Monday, 3 October 2016
The Date of Skipsea Castle Motte
Skipsea Castle is a Norman motte and bailey castle near the village of Skipsea, East Riding of Yorkshire, England. Built around 1086 by Drogo de la Beuvrière, it was designed to secure the newly conquered region, defend against any potential Danish invasion and control the trade route across the region leading to the North Sea. The motte and the bailey were separated by Skipsea Mere, an artificial lake that was linked to the sea during the medieval period via a navigable channel. The village of Skipsea grew up beside the castle church, and the fortified town of Skipsea Brough was built alongside the castle around 1160 to capitalise on the potential trade....
The motte, constructed from sand and gravel, was deliberately built on a natural glacial mound, making it appear unusually large. It is 100 metres (330 ft) in diameter and 11 metres (36 ft) high, with a 0.25 acres (0.10 ha) of space on the top, protected around the base by a 1.5 metres (4 ft 11 in) high bank and a ditch up to 10 metres (33 ft) wide, although when first built these would have been taller and deeper than today. There was a timber keep on the motte, and possibly a stone gatehouse at the south-east corner, leading onto the earthwork causeway that crossed the mere south to link the motte with the bailey. The eastern causeway linked the motte with the church in Skipsea village....

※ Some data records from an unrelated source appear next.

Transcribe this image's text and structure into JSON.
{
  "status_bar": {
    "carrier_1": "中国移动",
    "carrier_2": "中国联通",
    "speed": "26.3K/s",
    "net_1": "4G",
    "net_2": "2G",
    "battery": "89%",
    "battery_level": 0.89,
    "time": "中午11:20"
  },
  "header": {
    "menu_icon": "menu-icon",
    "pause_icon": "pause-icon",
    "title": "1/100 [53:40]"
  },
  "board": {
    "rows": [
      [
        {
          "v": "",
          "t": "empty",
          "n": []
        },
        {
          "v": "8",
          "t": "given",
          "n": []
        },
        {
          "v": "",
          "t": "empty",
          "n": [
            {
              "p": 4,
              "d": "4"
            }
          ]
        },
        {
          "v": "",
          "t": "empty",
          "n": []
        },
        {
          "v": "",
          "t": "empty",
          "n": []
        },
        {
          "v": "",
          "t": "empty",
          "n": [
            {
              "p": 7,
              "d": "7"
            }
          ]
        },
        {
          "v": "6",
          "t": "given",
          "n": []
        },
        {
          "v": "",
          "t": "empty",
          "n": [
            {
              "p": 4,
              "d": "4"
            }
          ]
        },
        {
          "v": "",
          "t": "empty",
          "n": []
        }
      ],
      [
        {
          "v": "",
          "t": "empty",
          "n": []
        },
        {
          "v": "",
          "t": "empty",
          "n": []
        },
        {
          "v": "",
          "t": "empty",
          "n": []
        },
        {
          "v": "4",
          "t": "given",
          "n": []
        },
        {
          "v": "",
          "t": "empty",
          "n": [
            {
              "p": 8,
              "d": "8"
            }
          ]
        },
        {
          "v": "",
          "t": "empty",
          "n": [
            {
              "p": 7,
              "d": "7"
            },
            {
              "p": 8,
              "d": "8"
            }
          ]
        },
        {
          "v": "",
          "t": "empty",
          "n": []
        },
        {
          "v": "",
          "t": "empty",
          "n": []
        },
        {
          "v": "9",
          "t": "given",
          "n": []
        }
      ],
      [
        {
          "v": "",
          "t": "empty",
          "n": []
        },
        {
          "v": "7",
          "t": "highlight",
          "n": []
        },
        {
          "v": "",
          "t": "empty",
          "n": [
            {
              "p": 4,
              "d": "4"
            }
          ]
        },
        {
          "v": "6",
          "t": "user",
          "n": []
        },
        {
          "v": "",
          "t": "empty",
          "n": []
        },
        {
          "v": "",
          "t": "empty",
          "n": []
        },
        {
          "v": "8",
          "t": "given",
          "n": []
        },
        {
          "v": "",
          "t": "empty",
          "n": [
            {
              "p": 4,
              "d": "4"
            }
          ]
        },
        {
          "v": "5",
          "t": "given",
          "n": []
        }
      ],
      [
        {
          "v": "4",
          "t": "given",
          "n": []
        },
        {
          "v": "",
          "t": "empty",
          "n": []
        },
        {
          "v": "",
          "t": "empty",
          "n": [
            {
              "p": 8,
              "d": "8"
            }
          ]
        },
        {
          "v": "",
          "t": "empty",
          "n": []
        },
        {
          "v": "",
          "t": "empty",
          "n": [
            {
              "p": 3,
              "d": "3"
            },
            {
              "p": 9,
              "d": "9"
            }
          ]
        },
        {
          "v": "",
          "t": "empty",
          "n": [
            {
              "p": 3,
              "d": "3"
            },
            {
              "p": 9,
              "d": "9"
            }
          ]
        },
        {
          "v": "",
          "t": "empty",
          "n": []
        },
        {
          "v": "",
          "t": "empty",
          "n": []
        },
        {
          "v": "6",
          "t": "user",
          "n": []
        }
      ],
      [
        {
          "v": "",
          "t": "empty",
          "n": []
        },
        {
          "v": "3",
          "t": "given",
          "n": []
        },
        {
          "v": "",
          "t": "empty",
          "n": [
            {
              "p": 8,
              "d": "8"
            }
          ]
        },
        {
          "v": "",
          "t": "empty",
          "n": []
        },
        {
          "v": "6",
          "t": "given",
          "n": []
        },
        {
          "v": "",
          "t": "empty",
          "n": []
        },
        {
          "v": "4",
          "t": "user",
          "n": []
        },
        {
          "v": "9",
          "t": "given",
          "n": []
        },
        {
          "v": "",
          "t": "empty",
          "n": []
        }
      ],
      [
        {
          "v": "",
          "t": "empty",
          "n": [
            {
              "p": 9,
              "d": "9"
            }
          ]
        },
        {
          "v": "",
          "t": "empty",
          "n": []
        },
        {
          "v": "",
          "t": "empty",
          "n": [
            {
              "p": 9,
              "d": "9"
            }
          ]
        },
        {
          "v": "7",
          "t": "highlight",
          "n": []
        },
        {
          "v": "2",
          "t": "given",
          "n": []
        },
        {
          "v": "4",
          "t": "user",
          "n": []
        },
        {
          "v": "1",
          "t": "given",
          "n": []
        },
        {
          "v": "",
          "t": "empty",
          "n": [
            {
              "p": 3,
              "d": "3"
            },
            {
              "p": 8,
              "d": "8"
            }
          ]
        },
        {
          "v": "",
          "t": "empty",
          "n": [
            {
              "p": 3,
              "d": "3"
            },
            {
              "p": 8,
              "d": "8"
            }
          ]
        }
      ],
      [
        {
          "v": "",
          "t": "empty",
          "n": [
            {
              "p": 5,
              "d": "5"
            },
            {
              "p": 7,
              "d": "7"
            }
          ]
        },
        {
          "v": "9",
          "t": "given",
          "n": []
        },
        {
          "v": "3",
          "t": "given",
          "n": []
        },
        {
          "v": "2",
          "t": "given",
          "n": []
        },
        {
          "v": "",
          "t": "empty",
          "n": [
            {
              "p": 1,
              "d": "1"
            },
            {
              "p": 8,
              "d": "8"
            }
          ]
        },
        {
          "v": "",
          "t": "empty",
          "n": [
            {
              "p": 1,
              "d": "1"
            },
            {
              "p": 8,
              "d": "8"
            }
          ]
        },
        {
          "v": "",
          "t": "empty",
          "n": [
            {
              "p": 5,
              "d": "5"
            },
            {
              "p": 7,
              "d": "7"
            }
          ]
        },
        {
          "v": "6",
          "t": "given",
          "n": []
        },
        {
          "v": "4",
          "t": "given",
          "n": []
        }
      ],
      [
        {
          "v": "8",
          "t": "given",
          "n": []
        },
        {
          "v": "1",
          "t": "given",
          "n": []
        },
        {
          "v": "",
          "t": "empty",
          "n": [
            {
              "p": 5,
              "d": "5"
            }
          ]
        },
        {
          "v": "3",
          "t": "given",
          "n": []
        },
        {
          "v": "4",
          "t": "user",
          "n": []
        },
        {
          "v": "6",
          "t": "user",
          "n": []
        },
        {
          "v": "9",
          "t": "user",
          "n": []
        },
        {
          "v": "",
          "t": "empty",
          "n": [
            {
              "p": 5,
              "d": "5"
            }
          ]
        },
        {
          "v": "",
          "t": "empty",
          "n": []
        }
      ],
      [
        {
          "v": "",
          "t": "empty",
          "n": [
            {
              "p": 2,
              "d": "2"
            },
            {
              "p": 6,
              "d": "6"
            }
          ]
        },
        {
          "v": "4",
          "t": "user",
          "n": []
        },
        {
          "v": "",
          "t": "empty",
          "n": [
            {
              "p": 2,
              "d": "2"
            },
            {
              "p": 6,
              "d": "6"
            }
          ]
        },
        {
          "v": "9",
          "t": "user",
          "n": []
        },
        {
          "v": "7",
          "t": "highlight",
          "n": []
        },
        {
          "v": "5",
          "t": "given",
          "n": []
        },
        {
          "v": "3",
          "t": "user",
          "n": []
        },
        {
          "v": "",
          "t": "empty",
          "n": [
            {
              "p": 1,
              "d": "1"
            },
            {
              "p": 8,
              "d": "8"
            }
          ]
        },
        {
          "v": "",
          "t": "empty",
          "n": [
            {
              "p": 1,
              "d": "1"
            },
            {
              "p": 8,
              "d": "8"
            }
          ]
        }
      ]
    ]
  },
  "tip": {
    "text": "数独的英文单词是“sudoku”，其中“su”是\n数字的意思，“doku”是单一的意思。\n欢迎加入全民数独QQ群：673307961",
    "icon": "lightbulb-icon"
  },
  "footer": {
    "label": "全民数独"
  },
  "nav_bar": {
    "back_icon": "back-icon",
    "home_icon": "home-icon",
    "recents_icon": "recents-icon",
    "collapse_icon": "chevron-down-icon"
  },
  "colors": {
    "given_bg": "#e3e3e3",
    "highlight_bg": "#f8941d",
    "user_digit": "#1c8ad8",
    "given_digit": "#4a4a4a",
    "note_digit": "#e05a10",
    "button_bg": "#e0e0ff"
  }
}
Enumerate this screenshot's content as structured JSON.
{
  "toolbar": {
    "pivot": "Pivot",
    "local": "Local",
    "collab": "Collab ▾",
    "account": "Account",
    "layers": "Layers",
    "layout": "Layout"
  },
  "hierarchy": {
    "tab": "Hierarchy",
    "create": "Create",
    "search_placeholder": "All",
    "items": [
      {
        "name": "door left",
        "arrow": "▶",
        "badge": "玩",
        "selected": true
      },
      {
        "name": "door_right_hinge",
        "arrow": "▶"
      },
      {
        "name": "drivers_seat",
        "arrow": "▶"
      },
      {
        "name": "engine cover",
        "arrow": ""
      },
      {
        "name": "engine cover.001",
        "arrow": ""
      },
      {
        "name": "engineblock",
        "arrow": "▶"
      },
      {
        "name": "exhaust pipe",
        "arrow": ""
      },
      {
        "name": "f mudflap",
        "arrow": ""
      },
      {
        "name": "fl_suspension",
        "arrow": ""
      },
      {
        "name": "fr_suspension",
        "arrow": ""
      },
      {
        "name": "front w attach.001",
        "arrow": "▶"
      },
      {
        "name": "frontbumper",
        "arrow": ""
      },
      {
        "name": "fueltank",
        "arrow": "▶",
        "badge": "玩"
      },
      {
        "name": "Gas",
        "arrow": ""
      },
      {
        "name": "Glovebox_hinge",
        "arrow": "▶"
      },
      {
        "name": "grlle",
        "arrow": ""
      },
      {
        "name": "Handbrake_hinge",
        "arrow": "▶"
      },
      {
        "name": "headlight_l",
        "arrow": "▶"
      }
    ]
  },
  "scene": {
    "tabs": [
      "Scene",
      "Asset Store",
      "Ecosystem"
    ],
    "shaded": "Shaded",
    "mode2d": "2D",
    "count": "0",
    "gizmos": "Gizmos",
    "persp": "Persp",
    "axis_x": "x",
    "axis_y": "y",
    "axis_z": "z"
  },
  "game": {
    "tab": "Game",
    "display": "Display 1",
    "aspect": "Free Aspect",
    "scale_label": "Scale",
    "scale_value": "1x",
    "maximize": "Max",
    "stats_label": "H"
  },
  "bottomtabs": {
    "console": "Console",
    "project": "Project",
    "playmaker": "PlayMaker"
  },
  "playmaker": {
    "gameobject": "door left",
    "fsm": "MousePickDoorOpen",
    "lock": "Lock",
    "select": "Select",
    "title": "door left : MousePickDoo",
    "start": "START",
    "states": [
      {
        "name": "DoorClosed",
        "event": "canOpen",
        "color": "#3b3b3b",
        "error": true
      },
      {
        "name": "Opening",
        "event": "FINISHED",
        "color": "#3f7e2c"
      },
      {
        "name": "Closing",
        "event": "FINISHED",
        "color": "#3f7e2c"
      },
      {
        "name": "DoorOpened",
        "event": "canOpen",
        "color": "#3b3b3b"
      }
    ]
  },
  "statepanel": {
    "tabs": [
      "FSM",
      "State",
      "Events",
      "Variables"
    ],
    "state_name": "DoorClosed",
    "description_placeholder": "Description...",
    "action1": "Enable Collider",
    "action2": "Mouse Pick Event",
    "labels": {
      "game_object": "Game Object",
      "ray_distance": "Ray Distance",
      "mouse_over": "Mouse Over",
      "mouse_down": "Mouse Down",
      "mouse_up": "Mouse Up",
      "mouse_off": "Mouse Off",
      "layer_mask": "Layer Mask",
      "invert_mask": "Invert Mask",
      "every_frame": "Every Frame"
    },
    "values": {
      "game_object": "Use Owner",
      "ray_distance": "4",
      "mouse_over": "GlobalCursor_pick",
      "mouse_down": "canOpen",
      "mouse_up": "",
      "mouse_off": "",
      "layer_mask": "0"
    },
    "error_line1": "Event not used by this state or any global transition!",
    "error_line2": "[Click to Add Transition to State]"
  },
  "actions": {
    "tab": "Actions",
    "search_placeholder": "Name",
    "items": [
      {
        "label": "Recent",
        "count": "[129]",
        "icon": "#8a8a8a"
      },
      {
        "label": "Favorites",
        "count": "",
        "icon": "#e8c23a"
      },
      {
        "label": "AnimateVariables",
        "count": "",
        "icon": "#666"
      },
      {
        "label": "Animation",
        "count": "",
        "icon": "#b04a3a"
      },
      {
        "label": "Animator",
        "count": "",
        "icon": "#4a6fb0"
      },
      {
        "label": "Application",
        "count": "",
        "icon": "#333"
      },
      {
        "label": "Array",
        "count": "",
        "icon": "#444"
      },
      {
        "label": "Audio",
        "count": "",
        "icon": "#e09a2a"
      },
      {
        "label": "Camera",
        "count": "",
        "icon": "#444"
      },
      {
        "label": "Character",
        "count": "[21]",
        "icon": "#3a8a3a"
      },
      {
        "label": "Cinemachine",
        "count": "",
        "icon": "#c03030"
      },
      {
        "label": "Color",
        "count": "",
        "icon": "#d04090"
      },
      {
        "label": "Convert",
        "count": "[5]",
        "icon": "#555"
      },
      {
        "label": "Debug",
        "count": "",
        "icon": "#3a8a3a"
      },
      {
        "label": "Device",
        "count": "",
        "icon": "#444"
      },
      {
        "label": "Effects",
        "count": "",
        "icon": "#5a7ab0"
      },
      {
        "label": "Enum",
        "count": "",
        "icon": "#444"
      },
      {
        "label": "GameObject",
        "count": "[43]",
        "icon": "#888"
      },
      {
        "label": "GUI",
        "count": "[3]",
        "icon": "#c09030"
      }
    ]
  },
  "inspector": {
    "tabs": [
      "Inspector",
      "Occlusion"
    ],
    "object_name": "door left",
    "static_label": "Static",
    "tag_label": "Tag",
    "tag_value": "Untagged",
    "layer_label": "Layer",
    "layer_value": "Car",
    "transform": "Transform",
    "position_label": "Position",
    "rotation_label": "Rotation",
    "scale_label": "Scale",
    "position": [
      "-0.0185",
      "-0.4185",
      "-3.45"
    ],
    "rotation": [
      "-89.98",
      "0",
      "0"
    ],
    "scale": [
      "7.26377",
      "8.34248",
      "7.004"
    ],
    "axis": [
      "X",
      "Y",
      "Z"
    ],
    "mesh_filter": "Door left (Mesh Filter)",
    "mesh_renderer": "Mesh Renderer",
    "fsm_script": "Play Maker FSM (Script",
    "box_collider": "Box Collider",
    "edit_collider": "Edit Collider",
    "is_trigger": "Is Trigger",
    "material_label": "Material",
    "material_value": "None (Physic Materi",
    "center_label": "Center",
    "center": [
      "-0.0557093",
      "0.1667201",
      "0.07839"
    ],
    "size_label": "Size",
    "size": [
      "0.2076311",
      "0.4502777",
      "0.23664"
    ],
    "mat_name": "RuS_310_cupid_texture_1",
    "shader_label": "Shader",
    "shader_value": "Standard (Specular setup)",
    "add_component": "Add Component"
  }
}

Extending Histories: from Medieval Mottes to Prehistoric Round Mounds (‘The Round Mounds Project’ for short) is a three-year research project, funded by the Leverhulme Trust, and carried out by a team of researchers from the University of Reading and the Scottish Universities Environmental Research Centre (SUERC).
The Project, led by Dr Jim Leary, seeks to unlock the history of monumental mounds in the English landscape. Neolithic round mounds, such as Silbury Hill – the largest prehistoric mound in Europe, are among the rarest and lest well understood monuments in Britain. Recent work by Jim Leary at the medieval Marlborough Castle motte, Wiltshire, has shown it to be a Neolithic round mound which was reused in the medieval period, and raises the possibility that other castle mottes may have prehistoric origins.
And Skipsea Castle is one of the mounds he has examined, and he is excited about the date of it revealed by an extracted core from it.
Live on Radio 4 on 3rd October Jim Leary revealed it isn't a Norman Motte as it was dated to the Middle Iron Age. (Most of the other mounds he has examined are Norman). Is it a burial mound, analagous to some European ones? Of course whatever is under there is undisturbed and plans are underway to find out more.
More at https://www.theguardian.com/science/2016/oct/03/skipsea-castle-yorkshire-built-on-iron-age-mound
Photo by JThomas, CC BY-SA 2.0, https://commons.wikimedia.org/w/index.php?curid=10539107